# Required work:
Keep the images out while you set down the data exactly.

Dataset excerpts
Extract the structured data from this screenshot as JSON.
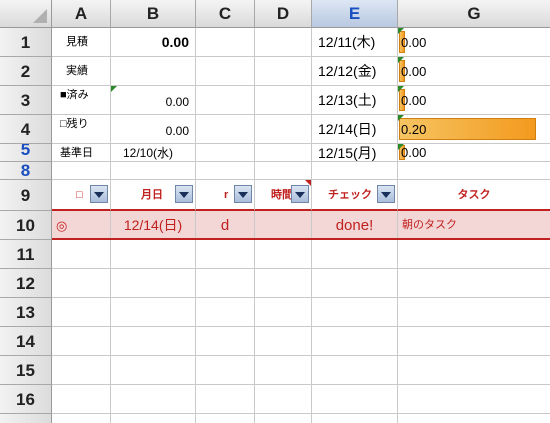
{
  "columns": [
    "A",
    "B",
    "C",
    "D",
    "E",
    "G"
  ],
  "rows": [
    "1",
    "2",
    "3",
    "4",
    "5",
    "8",
    "9",
    "10",
    "11",
    "12",
    "13",
    "14",
    "15",
    "16"
  ],
  "summary": {
    "a1": "見積",
    "b1": "0.00",
    "a2": "実績",
    "a3": "■済み",
    "b3": "0.00",
    "a4": "□残り",
    "b4": "0.00",
    "a5": "基準日",
    "b5": "12/10(水)"
  },
  "dates": [
    "12/11(木)",
    "12/12(金)",
    "12/13(土)",
    "12/14(日)",
    "12/15(月)"
  ],
  "daily_totals": [
    "0.00",
    "0.00",
    "0.00",
    "0.20",
    "0.00"
  ],
  "daily_bar_fraction": [
    0,
    0,
    0,
    0.9,
    0
  ],
  "filter_headers": {
    "a": "□",
    "b": "月日",
    "c": "r",
    "d": "時間",
    "e": "チェック",
    "g": "タスク"
  },
  "task_row": {
    "a": "◎",
    "b": "12/14(日)",
    "c": "d",
    "e": "done!",
    "g": "朝のタスク"
  },
  "colors": {
    "accent_red": "#c0201e",
    "bar_orange": "#f39a1e",
    "task_row_bg": "#f3d6d6"
  }
}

# Response:
Extract the structured data from this screenshot as JSON.
{
  "columns": [
    "A",
    "B",
    "C",
    "D",
    "E",
    "G"
  ],
  "rows": [
    "1",
    "2",
    "3",
    "4",
    "5",
    "8",
    "9",
    "10",
    "11",
    "12",
    "13",
    "14",
    "15",
    "16"
  ],
  "summary": {
    "a1": "見積",
    "b1": "0.00",
    "a2": "実績",
    "a3": "■済み",
    "b3": "0.00",
    "a4": "□残り",
    "b4": "0.00",
    "a5": "基準日",
    "b5": "12/10(水)"
  },
  "dates": [
    "12/11(木)",
    "12/12(金)",
    "12/13(土)",
    "12/14(日)",
    "12/15(月)"
  ],
  "daily_totals": [
    "0.00",
    "0.00",
    "0.00",
    "0.20",
    "0.00"
  ],
  "daily_bar_fraction": [
    0,
    0,
    0,
    0.9,
    0
  ],
  "filter_headers": {
    "a": "□",
    "b": "月日",
    "c": "r",
    "d": "時間",
    "e": "チェック",
    "g": "タスク"
  },
  "task_row": {
    "a": "◎",
    "b": "12/14(日)",
    "c": "d",
    "e": "done!",
    "g": "朝のタスク"
  },
  "colors": {
    "accent_red": "#c0201e",
    "bar_orange": "#f39a1e",
    "task_row_bg": "#f3d6d6"
  }
}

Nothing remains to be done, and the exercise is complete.